Most were taken at his graduation from the University of Cambridge, although the Sunday Times pictures him on holiday with his girlfriend.

The Sunday Mirror says Mr Merritt, who worked to rehabilitate offenders, was killed by a fanatic he wanted to help.

The Sunday People shows the 25 year-old celebrating with his parents and uses a tribute from his father as the basis for its headline: "Beautiful spirit who took the side of the underdog."

Meanwhile, the Mail on Sunday publishes claims about the Duke of York's business affairs. The paper includes a statement from Buckingham Palace which says that, during the duke's years as the UK's trade envoy, "the aim, and that of his office, was to promote Britain and British interests overseas, not the interests of individuals".

And the Sunday Telegraph covers a report about the dangers lurking in make-up bags. A study of 500 used items such as lipstick and eyeliner has discovered that more than half harbour "potentially deadly" bacteria - including e-coli.

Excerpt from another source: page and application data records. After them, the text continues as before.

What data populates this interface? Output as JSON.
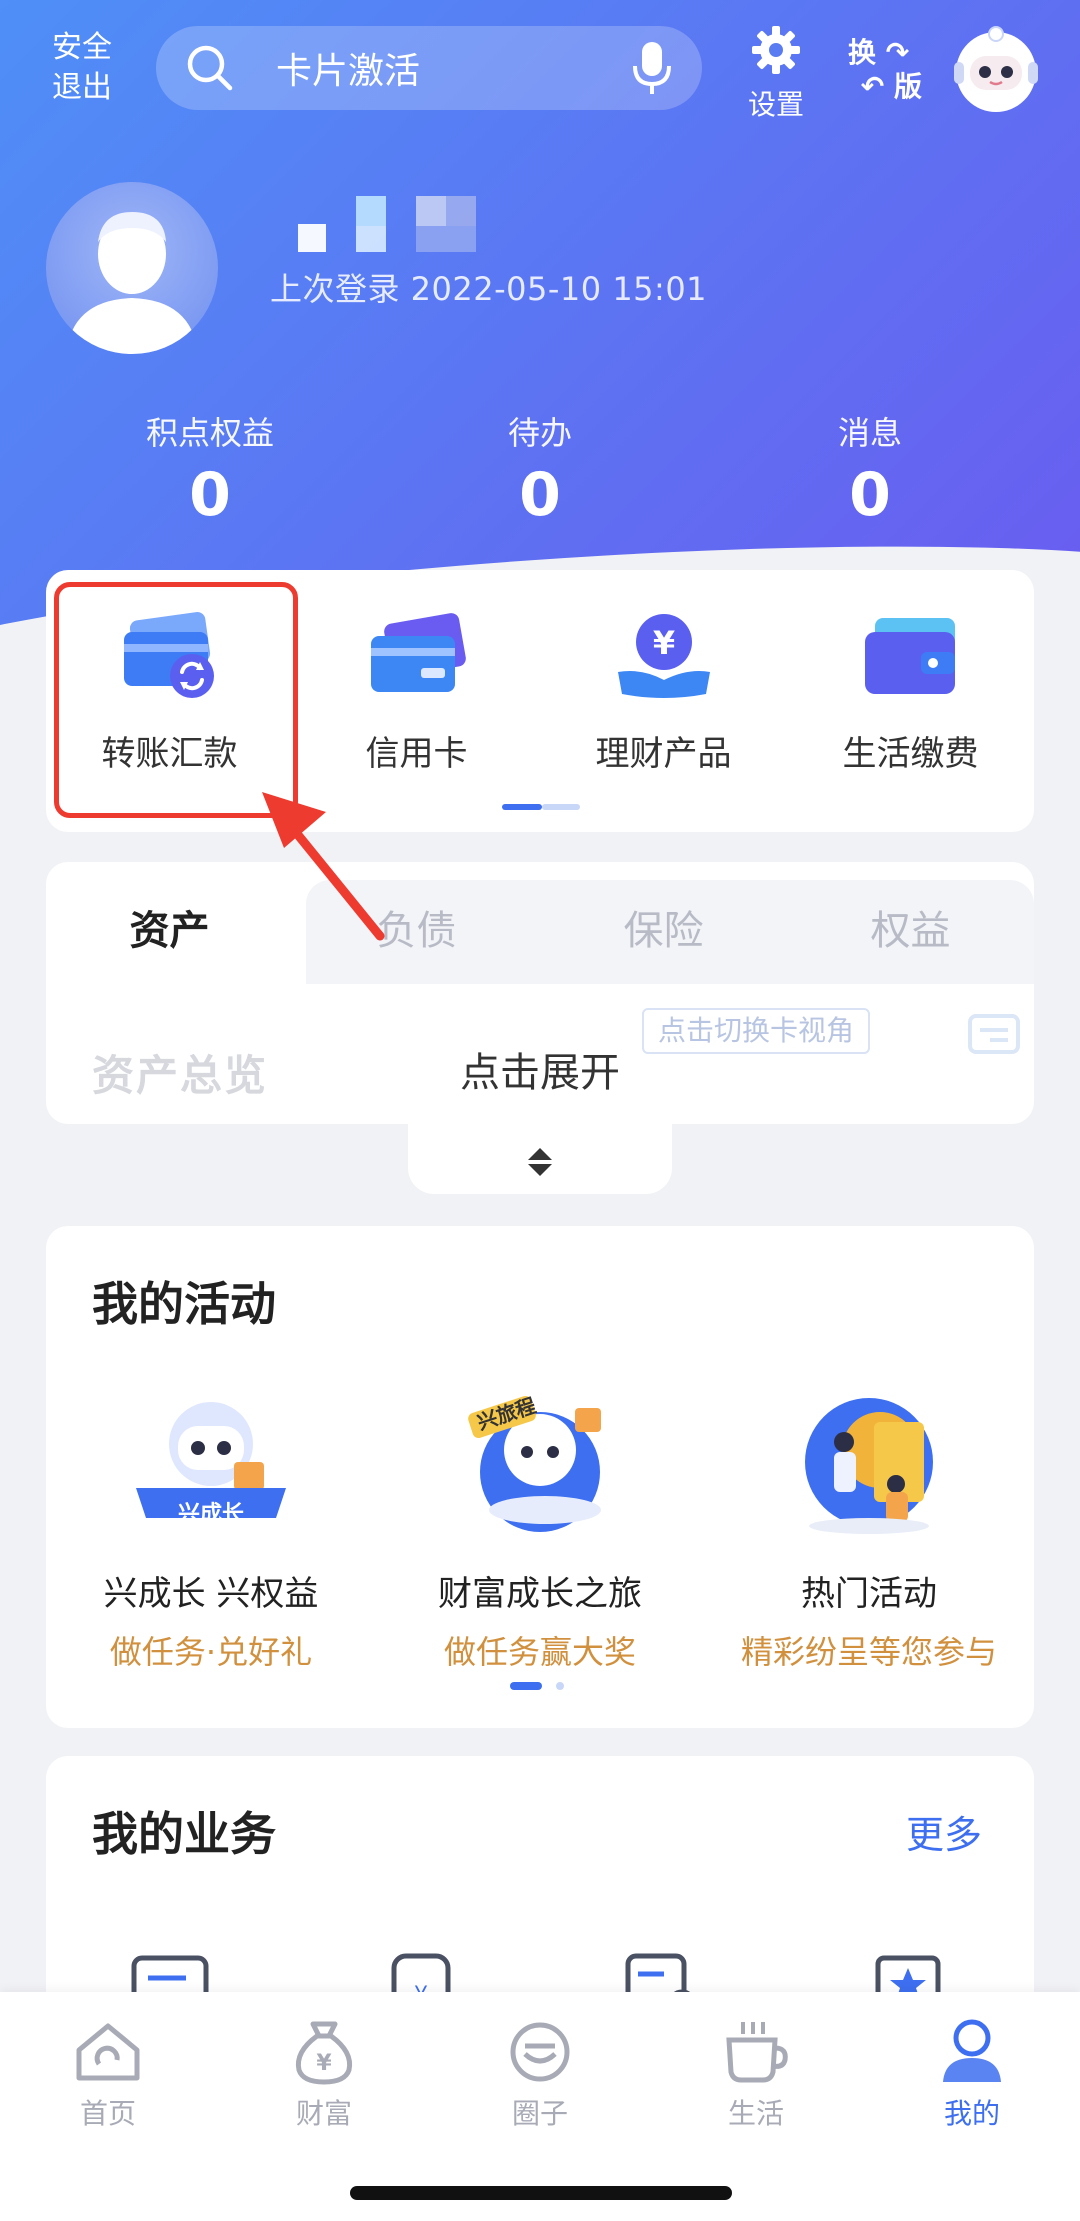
{
  "topbar": {
    "logout_line1": "安全",
    "logout_line2": "退出",
    "search_placeholder": "卡片激活",
    "settings_label": "设置",
    "switch_version_line1": "换",
    "switch_version_line2": "版"
  },
  "profile": {
    "last_login": "上次登录 2022-05-10 15:01"
  },
  "stats": [
    {
      "label": "积点权益",
      "value": "0"
    },
    {
      "label": "待办",
      "value": "0"
    },
    {
      "label": "消息",
      "value": "0"
    }
  ],
  "quick_actions": [
    {
      "label": "转账汇款",
      "icon": "transfer-icon"
    },
    {
      "label": "信用卡",
      "icon": "credit-card-icon"
    },
    {
      "label": "理财产品",
      "icon": "yuan-coin-icon"
    },
    {
      "label": "生活缴费",
      "icon": "wallet-icon"
    }
  ],
  "asset_tabs": [
    "资产",
    "负债",
    "保险",
    "权益"
  ],
  "assets": {
    "overview_label": "资产总览",
    "expand_label": "点击展开",
    "card_view_label": "点击切换卡视角"
  },
  "activities": {
    "title": "我的活动",
    "badge_growth": "兴成长",
    "badge_journey": "兴旅程",
    "items": [
      {
        "title": "兴成长 兴权益",
        "subtitle": "做任务·兑好礼"
      },
      {
        "title": "财富成长之旅",
        "subtitle": "做任务赢大奖"
      },
      {
        "title": "热门活动",
        "subtitle": "精彩纷呈等您参与"
      }
    ]
  },
  "business": {
    "title": "我的业务",
    "more_label": "更多"
  },
  "bottom_nav": [
    {
      "label": "首页",
      "icon": "home-icon"
    },
    {
      "label": "财富",
      "icon": "money-bag-icon"
    },
    {
      "label": "圈子",
      "icon": "circle-face-icon"
    },
    {
      "label": "生活",
      "icon": "coffee-cup-icon"
    },
    {
      "label": "我的",
      "icon": "user-icon",
      "active": true
    }
  ],
  "colors": {
    "accent": "#3d6ff0",
    "highlight": "#ee3b30",
    "gold_text": "#d1903e"
  }
}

Experts from Aston University warn that people are risking skin and eye infections and even blood poisoning if items used to apply make-up are not cleaned regularly. As the paper says - that "could take the gloss off the party season".